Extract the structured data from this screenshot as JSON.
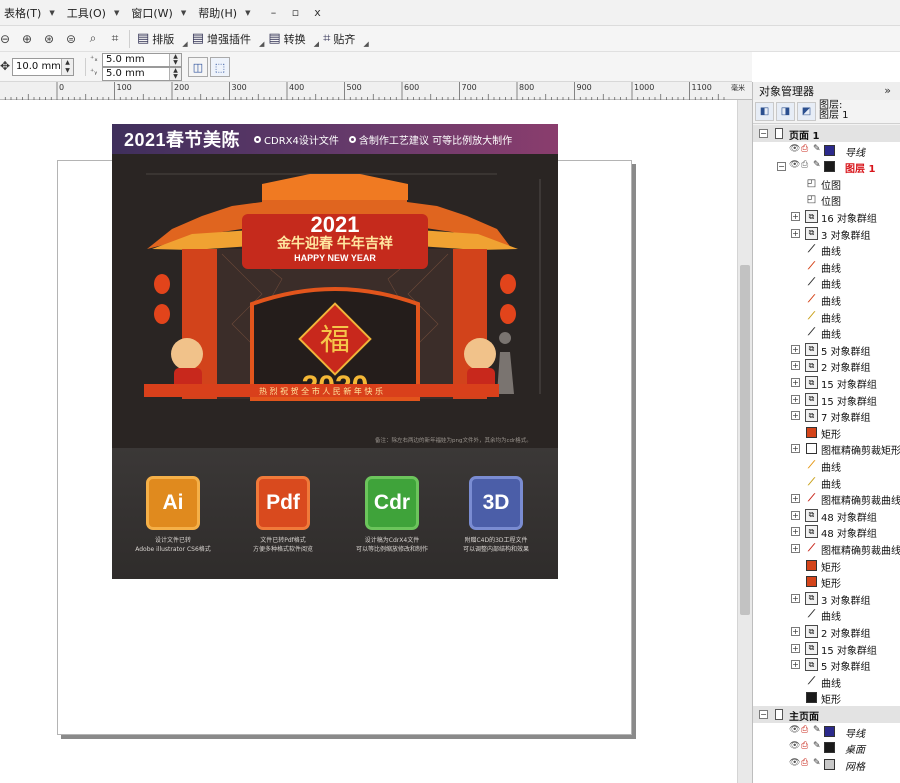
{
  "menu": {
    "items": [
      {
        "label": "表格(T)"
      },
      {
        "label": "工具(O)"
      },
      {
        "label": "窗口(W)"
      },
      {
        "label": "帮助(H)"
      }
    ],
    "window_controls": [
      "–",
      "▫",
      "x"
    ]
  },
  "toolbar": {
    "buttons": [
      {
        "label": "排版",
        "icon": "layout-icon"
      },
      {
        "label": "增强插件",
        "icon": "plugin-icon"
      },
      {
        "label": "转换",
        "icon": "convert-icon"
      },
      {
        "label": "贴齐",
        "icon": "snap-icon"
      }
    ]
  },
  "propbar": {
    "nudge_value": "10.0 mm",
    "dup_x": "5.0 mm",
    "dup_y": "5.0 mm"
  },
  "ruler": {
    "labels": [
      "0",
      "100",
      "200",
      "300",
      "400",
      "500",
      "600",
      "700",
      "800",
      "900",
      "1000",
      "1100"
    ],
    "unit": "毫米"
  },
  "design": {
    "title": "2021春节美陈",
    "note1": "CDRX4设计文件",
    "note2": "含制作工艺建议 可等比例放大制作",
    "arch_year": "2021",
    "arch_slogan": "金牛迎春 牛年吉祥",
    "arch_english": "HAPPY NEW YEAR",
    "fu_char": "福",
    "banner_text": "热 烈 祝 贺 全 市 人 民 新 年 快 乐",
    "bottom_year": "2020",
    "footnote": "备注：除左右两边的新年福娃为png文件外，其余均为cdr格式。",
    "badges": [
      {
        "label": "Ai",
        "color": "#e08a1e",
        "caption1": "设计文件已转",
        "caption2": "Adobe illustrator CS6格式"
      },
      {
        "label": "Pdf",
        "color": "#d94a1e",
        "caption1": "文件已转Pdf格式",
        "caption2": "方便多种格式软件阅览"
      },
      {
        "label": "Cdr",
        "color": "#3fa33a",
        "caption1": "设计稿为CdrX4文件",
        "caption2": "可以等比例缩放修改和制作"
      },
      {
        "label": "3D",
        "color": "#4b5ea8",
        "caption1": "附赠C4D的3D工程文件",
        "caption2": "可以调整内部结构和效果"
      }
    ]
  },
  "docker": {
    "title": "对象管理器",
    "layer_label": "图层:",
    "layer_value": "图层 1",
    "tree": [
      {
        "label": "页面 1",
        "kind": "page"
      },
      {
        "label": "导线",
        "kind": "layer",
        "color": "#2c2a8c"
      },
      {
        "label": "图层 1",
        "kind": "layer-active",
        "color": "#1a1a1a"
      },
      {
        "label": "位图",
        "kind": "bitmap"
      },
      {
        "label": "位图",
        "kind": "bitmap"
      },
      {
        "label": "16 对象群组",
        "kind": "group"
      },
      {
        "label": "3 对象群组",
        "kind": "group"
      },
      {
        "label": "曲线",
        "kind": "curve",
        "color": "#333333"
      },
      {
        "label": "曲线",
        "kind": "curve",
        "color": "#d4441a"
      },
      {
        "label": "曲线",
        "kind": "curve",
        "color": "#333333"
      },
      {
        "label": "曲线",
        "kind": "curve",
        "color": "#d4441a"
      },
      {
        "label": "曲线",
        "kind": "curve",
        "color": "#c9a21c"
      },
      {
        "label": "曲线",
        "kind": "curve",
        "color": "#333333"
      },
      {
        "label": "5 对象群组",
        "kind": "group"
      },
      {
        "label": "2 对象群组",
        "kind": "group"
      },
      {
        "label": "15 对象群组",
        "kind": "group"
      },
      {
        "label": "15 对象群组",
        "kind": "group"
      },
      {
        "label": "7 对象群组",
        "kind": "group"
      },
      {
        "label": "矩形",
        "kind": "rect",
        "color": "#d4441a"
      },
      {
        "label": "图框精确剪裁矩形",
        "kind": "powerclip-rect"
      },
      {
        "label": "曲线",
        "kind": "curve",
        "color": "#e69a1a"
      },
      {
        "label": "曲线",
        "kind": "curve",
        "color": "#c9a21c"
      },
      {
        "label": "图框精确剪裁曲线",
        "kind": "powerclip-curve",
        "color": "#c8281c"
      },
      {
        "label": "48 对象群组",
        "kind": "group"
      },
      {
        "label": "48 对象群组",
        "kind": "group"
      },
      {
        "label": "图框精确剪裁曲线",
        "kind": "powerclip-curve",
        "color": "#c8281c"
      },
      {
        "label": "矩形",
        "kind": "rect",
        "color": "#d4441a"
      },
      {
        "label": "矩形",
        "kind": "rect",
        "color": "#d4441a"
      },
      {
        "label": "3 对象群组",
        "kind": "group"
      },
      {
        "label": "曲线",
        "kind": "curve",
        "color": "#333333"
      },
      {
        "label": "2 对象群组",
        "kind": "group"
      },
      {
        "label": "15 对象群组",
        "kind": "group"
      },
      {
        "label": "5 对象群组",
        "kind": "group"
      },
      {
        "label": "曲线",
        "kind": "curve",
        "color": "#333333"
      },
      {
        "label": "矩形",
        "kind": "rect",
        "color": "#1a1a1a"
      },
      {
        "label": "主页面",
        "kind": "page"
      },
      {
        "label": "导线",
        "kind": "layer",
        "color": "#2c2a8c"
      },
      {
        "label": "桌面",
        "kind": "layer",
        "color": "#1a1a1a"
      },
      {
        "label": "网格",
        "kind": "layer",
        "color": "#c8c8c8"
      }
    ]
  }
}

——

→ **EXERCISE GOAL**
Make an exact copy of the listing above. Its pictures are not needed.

→ **EXERCISE RESULT**
Extract the structured data from this screenshot as JSON.
{
  "menu": {
    "items": [
      {
        "label": "表格(T)"
      },
      {
        "label": "工具(O)"
      },
      {
        "label": "窗口(W)"
      },
      {
        "label": "帮助(H)"
      }
    ],
    "window_controls": [
      "–",
      "▫",
      "x"
    ]
  },
  "toolbar": {
    "buttons": [
      {
        "label": "排版",
        "icon": "layout-icon"
      },
      {
        "label": "增强插件",
        "icon": "plugin-icon"
      },
      {
        "label": "转换",
        "icon": "convert-icon"
      },
      {
        "label": "贴齐",
        "icon": "snap-icon"
      }
    ]
  },
  "propbar": {
    "nudge_value": "10.0 mm",
    "dup_x": "5.0 mm",
    "dup_y": "5.0 mm"
  },
  "ruler": {
    "labels": [
      "0",
      "100",
      "200",
      "300",
      "400",
      "500",
      "600",
      "700",
      "800",
      "900",
      "1000",
      "1100"
    ],
    "unit": "毫米"
  },
  "design": {
    "title": "2021春节美陈",
    "note1": "CDRX4设计文件",
    "note2": "含制作工艺建议 可等比例放大制作",
    "arch_year": "2021",
    "arch_slogan": "金牛迎春 牛年吉祥",
    "arch_english": "HAPPY NEW YEAR",
    "fu_char": "福",
    "banner_text": "热 烈 祝 贺 全 市 人 民 新 年 快 乐",
    "bottom_year": "2020",
    "footnote": "备注：除左右两边的新年福娃为png文件外，其余均为cdr格式。",
    "badges": [
      {
        "label": "Ai",
        "color": "#e08a1e",
        "caption1": "设计文件已转",
        "caption2": "Adobe illustrator CS6格式"
      },
      {
        "label": "Pdf",
        "color": "#d94a1e",
        "caption1": "文件已转Pdf格式",
        "caption2": "方便多种格式软件阅览"
      },
      {
        "label": "Cdr",
        "color": "#3fa33a",
        "caption1": "设计稿为CdrX4文件",
        "caption2": "可以等比例缩放修改和制作"
      },
      {
        "label": "3D",
        "color": "#4b5ea8",
        "caption1": "附赠C4D的3D工程文件",
        "caption2": "可以调整内部结构和效果"
      }
    ]
  },
  "docker": {
    "title": "对象管理器",
    "layer_label": "图层:",
    "layer_value": "图层 1",
    "tree": [
      {
        "label": "页面 1",
        "kind": "page"
      },
      {
        "label": "导线",
        "kind": "layer",
        "color": "#2c2a8c"
      },
      {
        "label": "图层 1",
        "kind": "layer-active",
        "color": "#1a1a1a"
      },
      {
        "label": "位图",
        "kind": "bitmap"
      },
      {
        "label": "位图",
        "kind": "bitmap"
      },
      {
        "label": "16 对象群组",
        "kind": "group"
      },
      {
        "label": "3 对象群组",
        "kind": "group"
      },
      {
        "label": "曲线",
        "kind": "curve",
        "color": "#333333"
      },
      {
        "label": "曲线",
        "kind": "curve",
        "color": "#d4441a"
      },
      {
        "label": "曲线",
        "kind": "curve",
        "color": "#333333"
      },
      {
        "label": "曲线",
        "kind": "curve",
        "color": "#d4441a"
      },
      {
        "label": "曲线",
        "kind": "curve",
        "color": "#c9a21c"
      },
      {
        "label": "曲线",
        "kind": "curve",
        "color": "#333333"
      },
      {
        "label": "5 对象群组",
        "kind": "group"
      },
      {
        "label": "2 对象群组",
        "kind": "group"
      },
      {
        "label": "15 对象群组",
        "kind": "group"
      },
      {
        "label": "15 对象群组",
        "kind": "group"
      },
      {
        "label": "7 对象群组",
        "kind": "group"
      },
      {
        "label": "矩形",
        "kind": "rect",
        "color": "#d4441a"
      },
      {
        "label": "图框精确剪裁矩形",
        "kind": "powerclip-rect"
      },
      {
        "label": "曲线",
        "kind": "curve",
        "color": "#e69a1a"
      },
      {
        "label": "曲线",
        "kind": "curve",
        "color": "#c9a21c"
      },
      {
        "label": "图框精确剪裁曲线",
        "kind": "powerclip-curve",
        "color": "#c8281c"
      },
      {
        "label": "48 对象群组",
        "kind": "group"
      },
      {
        "label": "48 对象群组",
        "kind": "group"
      },
      {
        "label": "图框精确剪裁曲线",
        "kind": "powerclip-curve",
        "color": "#c8281c"
      },
      {
        "label": "矩形",
        "kind": "rect",
        "color": "#d4441a"
      },
      {
        "label": "矩形",
        "kind": "rect",
        "color": "#d4441a"
      },
      {
        "label": "3 对象群组",
        "kind": "group"
      },
      {
        "label": "曲线",
        "kind": "curve",
        "color": "#333333"
      },
      {
        "label": "2 对象群组",
        "kind": "group"
      },
      {
        "label": "15 对象群组",
        "kind": "group"
      },
      {
        "label": "5 对象群组",
        "kind": "group"
      },
      {
        "label": "曲线",
        "kind": "curve",
        "color": "#333333"
      },
      {
        "label": "矩形",
        "kind": "rect",
        "color": "#1a1a1a"
      },
      {
        "label": "主页面",
        "kind": "page"
      },
      {
        "label": "导线",
        "kind": "layer",
        "color": "#2c2a8c"
      },
      {
        "label": "桌面",
        "kind": "layer",
        "color": "#1a1a1a"
      },
      {
        "label": "网格",
        "kind": "layer",
        "color": "#c8c8c8"
      }
    ]
  }
}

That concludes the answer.